=== Task brief ===
Scan the records below for the string "edoestado" and return every line where it appears.

● ● ●

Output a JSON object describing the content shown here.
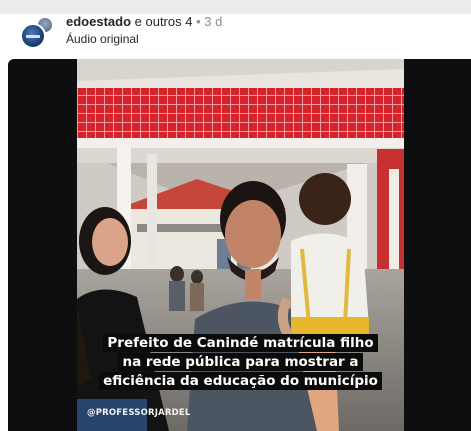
{
  "post": {
    "author": "edoestado",
    "coauthors": "e outros 4",
    "separator": "•",
    "time": "3 d",
    "audio": "Áudio original"
  },
  "video": {
    "caption_lines": [
      "Prefeito de Canindé matrícula filho",
      "na rede pública para mostrar a",
      "eficiência da educação do município"
    ],
    "credit": "@PROFESSORJARDEL"
  },
  "icons": [
    "avatar-edoestado",
    "avatar-coauthor"
  ],
  "colors": {
    "tile_red": "#d9262c",
    "background": "#0d0e10"
  }
}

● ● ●

=== Solution for this task ===
    "author": "edoestado",
    "avatar-edoestado",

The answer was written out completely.